However, we think much of the developed world has long been ready for tighter monetary policy and therefore would not see a more appropriate level of interest rates in the US and UK, in particular, as a harbinger of economic catastrophe. As a result, we still suggest that investors are going to be best served by tilting their portfolios towards the areas of the fixed income market where interest rate risk is lowest. Over time, spreads could conceivably go lower within investment grade, amidst an improving economic backdrop, however, in reality there is very little spread cushion left to bite into for the sub asset class. There is relatively more spread to play with in the junk bond market and a firming economic backdrop is likely to see defaults remain relatively low. However, investors should be aware that the size of the market, relative to its daily traded volumes, suggests that the fire exit would be narrow in the event of a serious retreat in investor risk appetite.

Regionally, yields on peripheral European government debt continue to raise a few eyebrows with little to choose between Spain and the US, for example. However, we suspect that peripheral European bonds can continue to trade pro-cyclically versus their more-stalwart US counterparts. They may also find some support from the likely divergent monetary policy trajectories between the two regions over the next few years.

We still expect the next several years to be a tricky time for bond investors – the impressive year-to-date gains in much of the asset class will likely be given back with interest. Figure 6 suggests that three month-rolling volatility has room to rise in government bonds, which would make sense in a world where the Fed’s intentional influence on the space is beginning to ebb. As suggested by our very low strategic weight to the asset class, this dynamic should, over time, see investors demand higher yields for these more normal levels of volatility. Although, we do see rising yields infecting other corners of the fixed income space, some relative protection can still be enjoyed in the areas of the market where interest rate risk is lower.
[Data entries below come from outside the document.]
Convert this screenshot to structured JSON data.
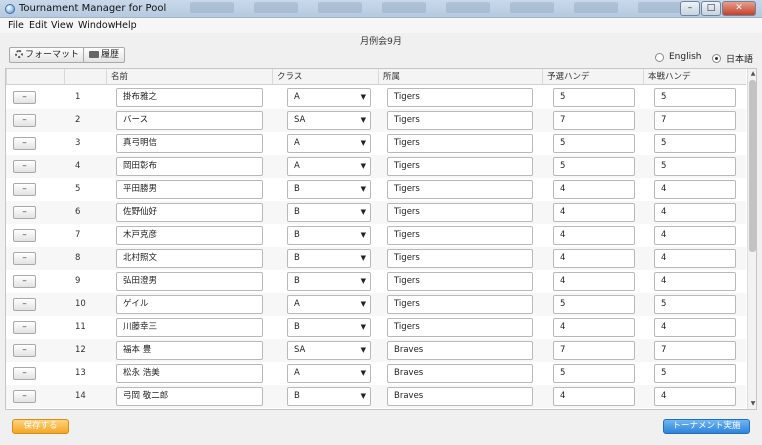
{
  "window": {
    "title": "Tournament Manager for Pool",
    "controls": [
      "–",
      "□",
      "✕"
    ]
  },
  "menu": [
    "File",
    "Edit",
    "View",
    "Window",
    "Help"
  ],
  "subtitle": "月例会9月",
  "toolbar": {
    "format_label": "フォーマット",
    "history_label": "履歴"
  },
  "language": {
    "options": [
      "English",
      "日本語"
    ],
    "selected": "日本語"
  },
  "table": {
    "headers": [
      "名前",
      "クラス",
      "所属",
      "予選ハンデ",
      "本戦ハンデ"
    ],
    "delete_label": "–",
    "rows": [
      {
        "no": "1",
        "name": "掛布雅之",
        "class": "A",
        "team": "Tigers",
        "prelim": "5",
        "main": "5"
      },
      {
        "no": "2",
        "name": "バース",
        "class": "SA",
        "team": "Tigers",
        "prelim": "7",
        "main": "7"
      },
      {
        "no": "3",
        "name": "真弓明信",
        "class": "A",
        "team": "Tigers",
        "prelim": "5",
        "main": "5"
      },
      {
        "no": "4",
        "name": "岡田彰布",
        "class": "A",
        "team": "Tigers",
        "prelim": "5",
        "main": "5"
      },
      {
        "no": "5",
        "name": "平田勝男",
        "class": "B",
        "team": "Tigers",
        "prelim": "4",
        "main": "4"
      },
      {
        "no": "6",
        "name": "佐野仙好",
        "class": "B",
        "team": "Tigers",
        "prelim": "4",
        "main": "4"
      },
      {
        "no": "7",
        "name": "木戸克彦",
        "class": "B",
        "team": "Tigers",
        "prelim": "4",
        "main": "4"
      },
      {
        "no": "8",
        "name": "北村照文",
        "class": "B",
        "team": "Tigers",
        "prelim": "4",
        "main": "4"
      },
      {
        "no": "9",
        "name": "弘田澄男",
        "class": "B",
        "team": "Tigers",
        "prelim": "4",
        "main": "4"
      },
      {
        "no": "10",
        "name": "ゲイル",
        "class": "A",
        "team": "Tigers",
        "prelim": "5",
        "main": "5"
      },
      {
        "no": "11",
        "name": "川藤幸三",
        "class": "B",
        "team": "Tigers",
        "prelim": "4",
        "main": "4"
      },
      {
        "no": "12",
        "name": "福本 豊",
        "class": "SA",
        "team": "Braves",
        "prelim": "7",
        "main": "7"
      },
      {
        "no": "13",
        "name": "松永 浩美",
        "class": "A",
        "team": "Braves",
        "prelim": "5",
        "main": "5"
      },
      {
        "no": "14",
        "name": "弓岡 敬二郎",
        "class": "B",
        "team": "Braves",
        "prelim": "4",
        "main": "4"
      }
    ]
  },
  "footer": {
    "save_label": "保存する",
    "run_label": "トーナメント実施"
  }
}
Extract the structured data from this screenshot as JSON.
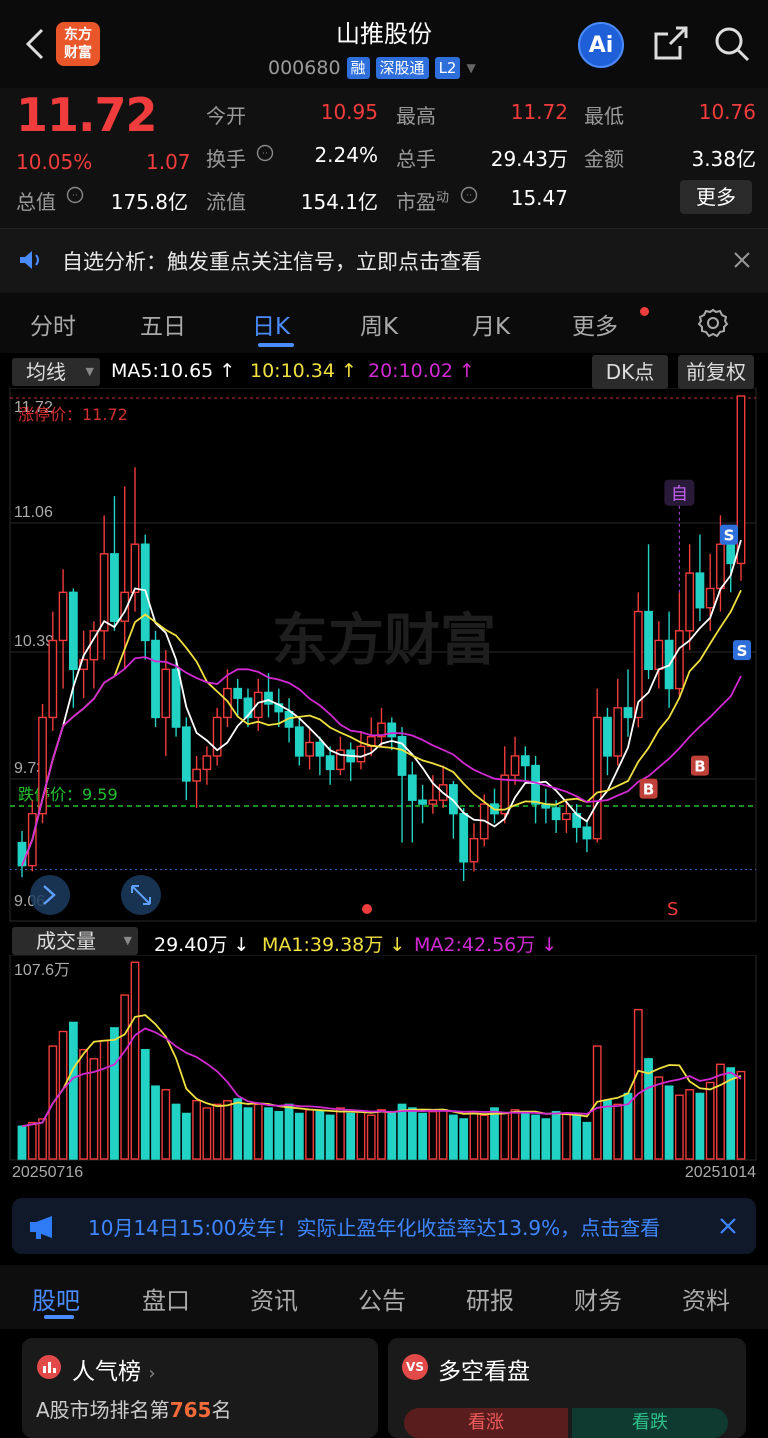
{
  "header": {
    "title": "山推股份",
    "code": "000680",
    "badges": [
      "融",
      "深股通",
      "L2"
    ],
    "logo": "东方\n财富",
    "ai_label": "Ai"
  },
  "quote": {
    "price": "11.72",
    "change_pct": "10.05%",
    "change_amt": "1.07",
    "rows": [
      [
        {
          "label": "今开",
          "value": "10.95",
          "color": "red"
        },
        {
          "label": "最高",
          "value": "11.72",
          "color": "red"
        },
        {
          "label": "最低",
          "value": "10.76",
          "color": "red"
        }
      ],
      [
        {
          "label": "换手",
          "value": "2.24%",
          "color": "white"
        },
        {
          "label": "总手",
          "value": "29.43万",
          "color": "white"
        },
        {
          "label": "金额",
          "value": "3.38亿",
          "color": "white"
        }
      ],
      [
        {
          "label": "总值",
          "value": "175.8亿",
          "color": "white"
        },
        {
          "label": "流值",
          "value": "154.1亿",
          "color": "white"
        },
        {
          "label": "市盈",
          "value": "15.47",
          "color": "white"
        }
      ]
    ],
    "pe_sup": "动",
    "more_label": "更多"
  },
  "banner": {
    "text": "自选分析：触发重点关注信号，立即点击查看"
  },
  "tabs": [
    "分时",
    "五日",
    "日K",
    "周K",
    "月K",
    "更多",
    ""
  ],
  "active_tab": 2,
  "indicator": {
    "ma_select": "均线",
    "ma5": "MA5:10.65",
    "ma10": "10:10.34",
    "ma20": "20:10.02",
    "dk_label": "DK点",
    "adjust_label": "前复权"
  },
  "chart_data": {
    "type": "candlestick",
    "y_ticks": [
      "11.72",
      "11.06",
      "10.39",
      "9.73",
      "9.06"
    ],
    "ylim": [
      9.06,
      11.72
    ],
    "limit_up_label": "涨停价：11.72",
    "limit_up": 11.72,
    "limit_down_label": "跌停价：9.59",
    "limit_down": 9.59,
    "watermark": "东方财富",
    "markers": {
      "zi": "自",
      "b": "B",
      "s": "S"
    },
    "bottom_s": "S",
    "candles": [
      [
        9.4,
        9.28,
        9.46,
        9.22
      ],
      [
        9.28,
        9.55,
        9.62,
        9.25
      ],
      [
        9.55,
        10.05,
        10.12,
        9.5
      ],
      [
        10.05,
        10.45,
        10.6,
        9.98
      ],
      [
        10.45,
        10.7,
        10.82,
        10.2
      ],
      [
        10.7,
        10.3,
        10.72,
        10.1
      ],
      [
        10.3,
        10.35,
        10.5,
        10.15
      ],
      [
        10.35,
        10.5,
        10.55,
        10.2
      ],
      [
        10.5,
        10.9,
        11.1,
        10.35
      ],
      [
        10.9,
        10.55,
        11.2,
        10.5
      ],
      [
        10.55,
        10.7,
        11.25,
        10.3
      ],
      [
        10.7,
        10.95,
        11.35,
        10.6
      ],
      [
        10.95,
        10.45,
        11.0,
        10.35
      ],
      [
        10.45,
        10.05,
        10.5,
        10.0
      ],
      [
        10.05,
        10.3,
        10.4,
        9.85
      ],
      [
        10.3,
        10.0,
        10.35,
        9.95
      ],
      [
        10.0,
        9.72,
        10.05,
        9.62
      ],
      [
        9.72,
        9.78,
        9.85,
        9.58
      ],
      [
        9.78,
        9.85,
        9.9,
        9.7
      ],
      [
        9.85,
        10.05,
        10.1,
        9.8
      ],
      [
        10.05,
        10.2,
        10.3,
        10.0
      ],
      [
        10.2,
        10.15,
        10.25,
        10.05
      ],
      [
        10.15,
        10.05,
        10.2,
        10.0
      ],
      [
        10.05,
        10.18,
        10.25,
        9.98
      ],
      [
        10.18,
        10.12,
        10.28,
        10.05
      ],
      [
        10.12,
        10.08,
        10.2,
        10.0
      ],
      [
        10.08,
        10.0,
        10.15,
        9.92
      ],
      [
        10.0,
        9.85,
        10.05,
        9.8
      ],
      [
        9.85,
        9.92,
        10.0,
        9.78
      ],
      [
        9.92,
        9.85,
        9.95,
        9.75
      ],
      [
        9.85,
        9.78,
        9.9,
        9.7
      ],
      [
        9.78,
        9.88,
        9.95,
        9.75
      ],
      [
        9.88,
        9.82,
        9.92,
        9.72
      ],
      [
        9.82,
        9.9,
        9.98,
        9.78
      ],
      [
        9.9,
        9.95,
        10.05,
        9.85
      ],
      [
        9.95,
        10.02,
        10.1,
        9.9
      ],
      [
        10.02,
        9.95,
        10.05,
        9.88
      ],
      [
        9.95,
        9.75,
        10.0,
        9.4
      ],
      [
        9.75,
        9.62,
        9.82,
        9.4
      ],
      [
        9.62,
        9.6,
        9.7,
        9.5
      ],
      [
        9.6,
        9.62,
        9.75,
        9.55
      ],
      [
        9.62,
        9.7,
        9.8,
        9.58
      ],
      [
        9.7,
        9.55,
        9.72,
        9.42
      ],
      [
        9.55,
        9.3,
        9.58,
        9.2
      ],
      [
        9.3,
        9.42,
        9.5,
        9.25
      ],
      [
        9.42,
        9.6,
        9.65,
        9.38
      ],
      [
        9.6,
        9.55,
        9.68,
        9.5
      ],
      [
        9.55,
        9.75,
        9.9,
        9.5
      ],
      [
        9.75,
        9.85,
        9.95,
        9.7
      ],
      [
        9.85,
        9.8,
        9.9,
        9.72
      ],
      [
        9.8,
        9.6,
        9.85,
        9.5
      ],
      [
        9.6,
        9.58,
        9.68,
        9.5
      ],
      [
        9.58,
        9.52,
        9.62,
        9.45
      ],
      [
        9.52,
        9.55,
        9.62,
        9.45
      ],
      [
        9.55,
        9.48,
        9.6,
        9.4
      ],
      [
        9.48,
        9.42,
        9.52,
        9.35
      ],
      [
        9.42,
        10.05,
        10.2,
        9.4
      ],
      [
        10.05,
        9.85,
        10.1,
        9.75
      ],
      [
        9.85,
        10.1,
        10.25,
        9.8
      ],
      [
        10.1,
        10.05,
        10.3,
        9.95
      ],
      [
        10.05,
        10.6,
        10.7,
        10.0
      ],
      [
        10.6,
        10.3,
        10.95,
        10.25
      ],
      [
        10.3,
        10.45,
        10.55,
        10.2
      ],
      [
        10.45,
        10.2,
        10.6,
        10.1
      ],
      [
        10.2,
        10.5,
        10.7,
        10.15
      ],
      [
        10.5,
        10.8,
        10.95,
        10.4
      ],
      [
        10.8,
        10.62,
        11.0,
        10.55
      ],
      [
        10.62,
        10.72,
        10.9,
        10.5
      ],
      [
        10.72,
        10.95,
        11.1,
        10.6
      ],
      [
        10.95,
        10.85,
        11.0,
        10.7
      ],
      [
        10.85,
        11.72,
        11.72,
        10.76
      ]
    ]
  },
  "volume": {
    "select": "成交量",
    "value": "29.40万",
    "ma1": "MA1:39.38万",
    "ma2": "MA2:42.56万",
    "top_label": "107.6万",
    "ylim": [
      0,
      107.6
    ],
    "start_date": "20250716",
    "end_date": "20251014",
    "bars": [
      18,
      20,
      22,
      62,
      70,
      75,
      60,
      55,
      65,
      72,
      90,
      108,
      60,
      40,
      38,
      30,
      25,
      32,
      28,
      30,
      32,
      33,
      28,
      30,
      28,
      26,
      30,
      25,
      27,
      26,
      24,
      28,
      25,
      26,
      24,
      27,
      26,
      30,
      28,
      25,
      26,
      27,
      24,
      22,
      26,
      24,
      28,
      25,
      27,
      26,
      24,
      22,
      26,
      25,
      24,
      20,
      62,
      32,
      30,
      36,
      82,
      55,
      45,
      40,
      35,
      38,
      36,
      42,
      52,
      50,
      48
    ]
  },
  "ad": {
    "text": "10月14日15:00发车！实际止盈年化收益率达13.9%，点击查看"
  },
  "bottom_tabs": [
    "股吧",
    "盘口",
    "资讯",
    "公告",
    "研报",
    "财务",
    "资料"
  ],
  "active_bottom_tab": 0,
  "cards": {
    "left_title": "人气榜",
    "left_sub_prefix": "A股市场排名第",
    "left_rank": "765",
    "left_sub_suffix": "名",
    "right_title": "多空看盘",
    "right_bull": "看涨",
    "right_bear": "看跌"
  },
  "colors": {
    "up": "#f03c3c",
    "down": "#22d3c5",
    "ma5": "#ffffff",
    "ma10": "#f0e040",
    "ma20": "#d22ad2",
    "accent": "#4a8cff"
  }
}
Figure 6 shows a graph of Government bonds with an annualised 3 year rolling volatility.

As we’ve pointed out, normalising monetary policy is not the only risk facing capital markets and the wider global economy at the moment. Many of these risks could see investors scurrying back to the safety of core government bonds in the short term. However, for the moment, a brightening economic recovery and the potential for inflation pressures to surprise central bankers to the upside, remains the dominant scenario informing how we construct portfolios, both strategically and tactically.


The serene progress of capital markets in the first half of the year, with bonds, equities and commodities all rising in tandem, is unlikely to be repeated in the second half. As interest rate rises loom larger in the US and UK in particular, there will be many who worry that the west’s economic recovery is too thin and frail to stomach tighter monetary policy. This, alongside many other suspected, or even as-yet unknown sources of worry, will likely see more unsettled (and unsettling) capital markets return at some stage soon. However, for investors already appropriately diversified at the asset class and sub-asset class level, the best advice remains to sit on your hands and resist the urge to trade. For those yet to diversify, there is still time, but its running out.